So you didn’t miss the experience of trying things out live first thing?
It was actually lucky for us to have a chance to hide away for a while and work on our voice. Especially when it’s your first band you often need a lot of gigging to refine it before you can put anything out. First impressions are so important too, if you come out as a new band and don’t yet have that distinctive voice, you might get kind of lost in the crowd.
Speaking of sound, how would you describe your sound as it is now?
One interesting thing that we’ve been told is that there’s a little bit of Western there, like a little bit of Spaghetti Western. Which we were glad to hear because we like that kind of thing. Then a bit of surf rock – and we also like heavy riffs, White Stripes, anything quite raw and with a lot of soul to it. The Cramps and Modern Lovers are big influences too.
And what about the lyrics – you’ve got some very interesting ones.
Sam writes the lyrics and he likes to write about random stuff – really, anything that comes to mind. We get asked often what the lyrics mean, but it’s actually really nice when people come up to us and tell us what they think they mean, what they’ve heard in it. We try to go for this vein of almost absurd at times. But mostly it’s what goes well with the music, we’ll have the music first and see what comes out of that. It’s really fun to see what comes up.
Manchester is also a really lively scene, what’s your experience of that?
It’s a really supportive scene, we were actually surprised by how easy it was to meet other artists and build actual friendships.

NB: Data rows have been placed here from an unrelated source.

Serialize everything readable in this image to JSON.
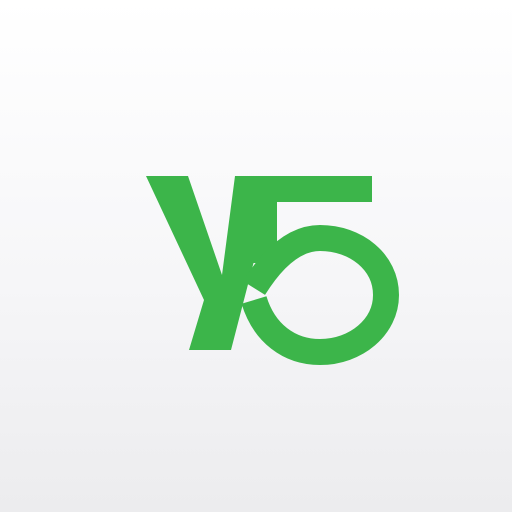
{
  "logo": {
    "text": "Y5",
    "icon": "y5-logo-icon",
    "color": "#3cb54a"
  },
  "background": {
    "top_color": "#ffffff",
    "bottom_color": "#ececee"
  }
}
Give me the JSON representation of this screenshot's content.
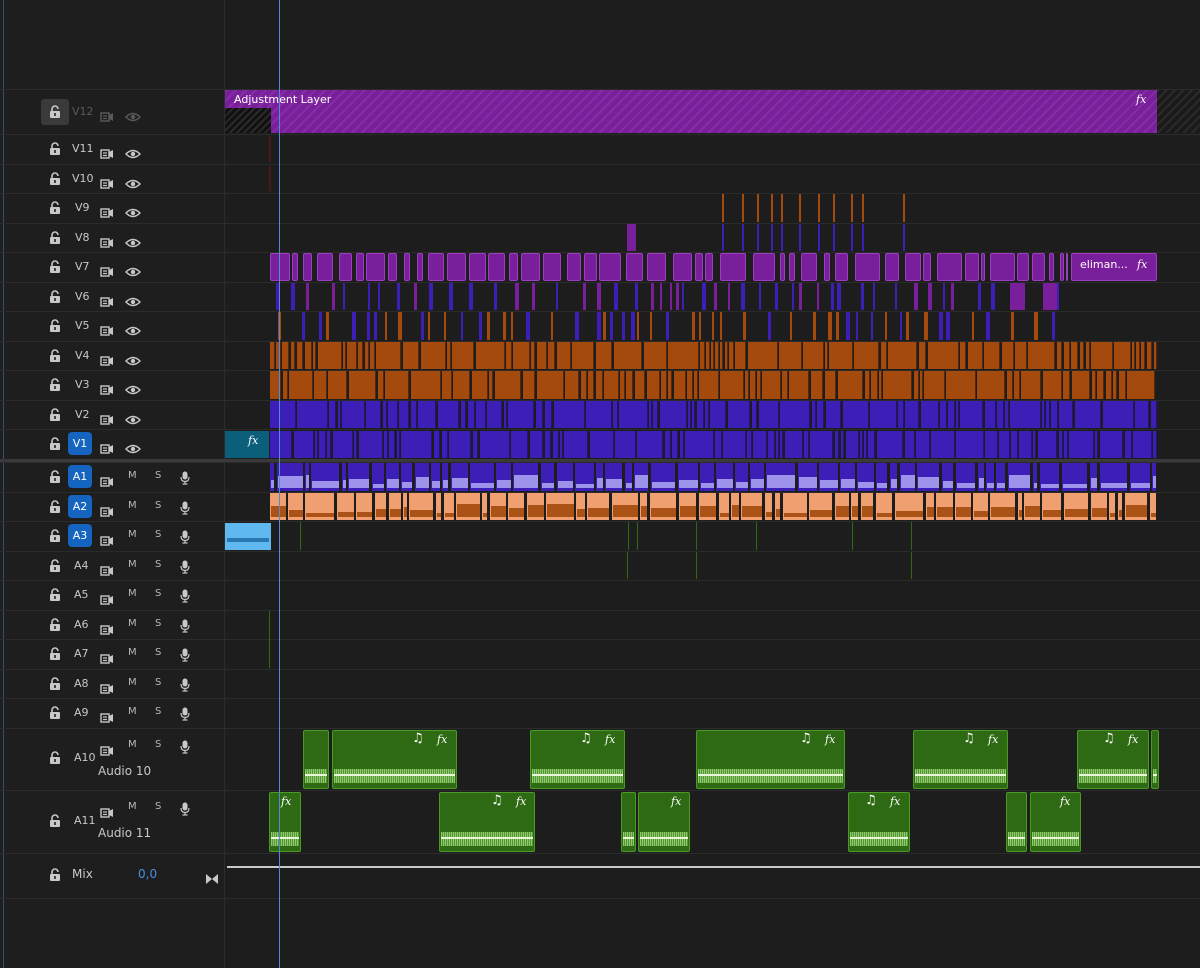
{
  "tracks_video": [
    {
      "name": "V12",
      "targeted": false,
      "locked": true
    },
    {
      "name": "V11",
      "targeted": false
    },
    {
      "name": "V10",
      "targeted": false
    },
    {
      "name": "V9",
      "targeted": false
    },
    {
      "name": "V8",
      "targeted": false
    },
    {
      "name": "V7",
      "targeted": false
    },
    {
      "name": "V6",
      "targeted": false
    },
    {
      "name": "V5",
      "targeted": false
    },
    {
      "name": "V4",
      "targeted": false
    },
    {
      "name": "V3",
      "targeted": false
    },
    {
      "name": "V2",
      "targeted": false
    },
    {
      "name": "V1",
      "targeted": true
    }
  ],
  "tracks_audio": [
    {
      "name": "A1",
      "targeted": true,
      "m": "M",
      "s": "S"
    },
    {
      "name": "A2",
      "targeted": true,
      "m": "M",
      "s": "S"
    },
    {
      "name": "A3",
      "targeted": true,
      "m": "M",
      "s": "S"
    },
    {
      "name": "A4",
      "targeted": false,
      "m": "M",
      "s": "S"
    },
    {
      "name": "A5",
      "targeted": false,
      "m": "M",
      "s": "S"
    },
    {
      "name": "A6",
      "targeted": false,
      "m": "M",
      "s": "S"
    },
    {
      "name": "A7",
      "targeted": false,
      "m": "M",
      "s": "S"
    },
    {
      "name": "A8",
      "targeted": false,
      "m": "M",
      "s": "S"
    },
    {
      "name": "A9",
      "targeted": false,
      "m": "M",
      "s": "S"
    },
    {
      "name": "A10",
      "targeted": false,
      "m": "M",
      "s": "S",
      "subname": "Audio 10"
    },
    {
      "name": "A11",
      "targeted": false,
      "m": "M",
      "s": "S",
      "subname": "Audio 11"
    }
  ],
  "mix": {
    "label": "Mix",
    "value": "0,0"
  },
  "clips": {
    "adjustment_label": "Adjustment Layer",
    "fx": "fx",
    "v7_label": "eliman...",
    "note": "♫"
  },
  "colors": {
    "purple": "#7a1f9c",
    "violet": "#3d1fb8",
    "orange": "#a34a0c",
    "peach": "#f0a070",
    "teal": "#0b5f7a",
    "green": "#2e6a14",
    "lightblue": "#5fb8f0",
    "target_blue": "#1565c0"
  }
}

It’s a very warm environment, artists just support each other. Also with bands that are already well established, they are usually really approachable – it’s funny because sometimes we felt a little starstruck at first and everyone was just so friendly. When we played that first gig in Manchester we didn’t expect too much, but we met a lot of people we’re still friends with now, like DEAFDEAFDEAF for instance.
Do you have a favourite club in Manchester?
We have been playing Fuel a lot, which is where we first played. We also played the White Hotel once and that was really cool – something of a similar vibe to here at the Windmill.
And what’s the weirdest or funniest thing that’s happened to you while playing a gig?
We were playing at a venue called the Deaf Institute in Manchester, and right between songs someone shouted “Daniel Radcliffe!” at us. We couldn’t figure out who they meant, whether Harvey or Sam – we think it was Sam in the end. And everyone laughed – the laughter was louder than any of the cheers we got. Maybe I [Sam] should start shouting “Expelliarmus!” or something.
You have a tour planned for the Summer, where will you be playing?
We’re going to do Brighton, then Liverpool, Exeter, and Bristol, which we have never done before… We really are trying to expand beyond Manchester now – if we had a map of all the places we played, it would be a ton of pins in Manchester and then a couple in London and we’re really looking to change that. We’re hoping to do some festivals next year, as well.
And finally, if you could play anywhere, with anyone, what would it be?
Maybe here at the Windmill, actually, perhaps with Shame. Or Wembley! If we’re going to do anywhere maybe we should be ambitious and say Wembley. With Bambara. Bambara are good. Although, jokes aside, we really like smaller stages. It works better with our sound and there’s also a better connection with the audience, and with each other, too.
Photo Credit: Beck Cooley